Largely for historical reasons, the semantics of React's onChange event are actually the same as the onInput event provided by browsers, which is supported everywhere. The input event is the best-suited event for the majority of cases where you want react when a form control is modified. In Preact core, onChange is the standard DOM change event that gets fired when an element's value is committed by the user.

// React
<input onChange={e => console.log(e.target.value)} />

// Preact
<input onInput={e => console.log(e.target.value)} />Run in REPL

If you're using preact/compat, most onChange events are internally converted to onInput to emulate React's behavior. This is one of the tricks we use to ensure maximum compatibility with the React ecosystem.

JSX Constructor

JSX is a syntax extension for JavaScript that is converted to nested function calls. The idea of using these nested calls to build up tree structures long predates JSX, and was previously popularized in JavaScript by the hyperscript project. This approach has value well beyond the scope of the React ecosystem, so Preact promotes the original generalized community-standard. For a more in-depth discussion of how JSX works and its relationship to Hyperscript, read this article.

Source: (JSX)

<a href="/">
</a>Run in REPL


// Preact:
  { href:'/' },
  h('span', null, 'Home')

// React:
  { href:'/' },
  React.createElement('span', null, 'Home')
);Run in REPL

Ultimately, if you're looking at the generated output code for a Preact application, it's clear that a shorter un-namespaced "JSX pragma" is both easier to read and more suitable for optimizations like minification. In most Preact apps you'll encounter h(), though it doesn't really matter which name you use since a createElement alias export is also provided.

No contextTypes needed

The legacy Context API requires Components to declare specific properties using React's contextTypes or childContextTypes in order to receive those values. Preact does not have this requirement: all Components receive all context properties produced by getChildContext() by default.

Features exclusive to preact/compat

preact/compat is our compatibility layer that translates React code to Preact. For existing React users this can be an easy way to try out Preact without changing any of your code, by setting up a few aliases in your bundler configuration.

Children API

The Children API is a specialized set of methods for working with the value of props.children. For Preact this is generally unnecessary, and we recommend using the built-in array methods instead. In Preact, props.children is either a Virtual DOM node, an empty value like null, or an Array of Virtual DOM nodes. The first two cases are the simplest and most common, since it's possible to use or return children as-is:

// React:
function App(props) {
  return <Modal content={Children.only(props.children)} />

// Preact: use props.children directly:
function App(props) {
  return <Modal content={props.children} />
}Run in REPL

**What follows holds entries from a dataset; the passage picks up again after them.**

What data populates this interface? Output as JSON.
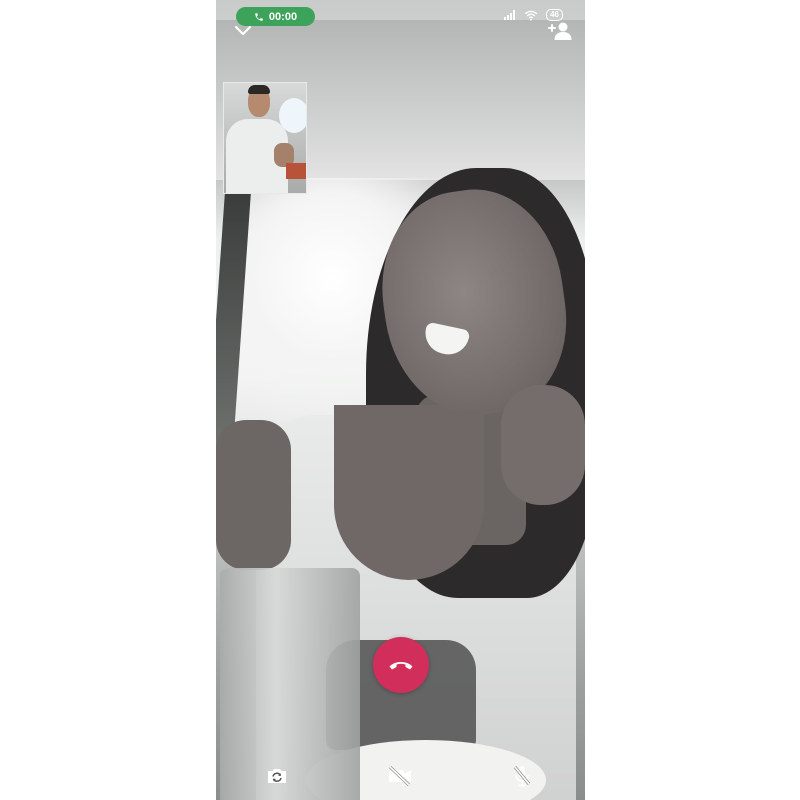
{
  "status_bar": {
    "call_timer": "00:00",
    "battery_level": "46",
    "pill_color": "#3da35a"
  },
  "top_controls": {
    "minimize_icon": "chevron-down-icon",
    "add_participant_icon": "add-person-icon"
  },
  "self_preview": {
    "visible": true
  },
  "call_controls": {
    "end_call_icon": "end-call-icon",
    "end_call_color": "#d22e5b",
    "switch_camera_icon": "switch-camera-icon",
    "video_off_icon": "video-off-icon",
    "mute_icon": "mic-off-icon"
  }
}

For specialized cases where you need to iterate over the children passed to a component, Preact provides a toChildArray() method that accepts any props.children value and returns a flattened and normalized Array of Virtual DOM nodes.

// React
function App(props) {
  const cols = Children.count(props.children);
  return <div data-columns={cols}>{props.children}</div>

// Preact
function App(props) {
  const cols = toChildArray(props.children).length;
  return <div data-columns={cols}>{props.children}</div>
}Run in REPL

A React-compatible Children API is available from preact/compat to make integration with existing component libraries seamless.

Specialised Components

preact/compat ships with specialised components that are not necessary for every app. These include

  • PureComponent: Only updates if props or state have changed
  • memo: Similar in spirit to PureComponent but allows to use a custom comparison function
  • forwardRef: Supply a ref to a specified child component.
  • Portals: Continues rendering the current tree into a different DOM container
  • Suspense: experimental Allows to display fallback content in case the tree is not ready
  • lazy: experimental Lazy load async code and mark a tree as ready/not ready accordingly.

Built by a bunch of lovely people like @JoviDeCroock.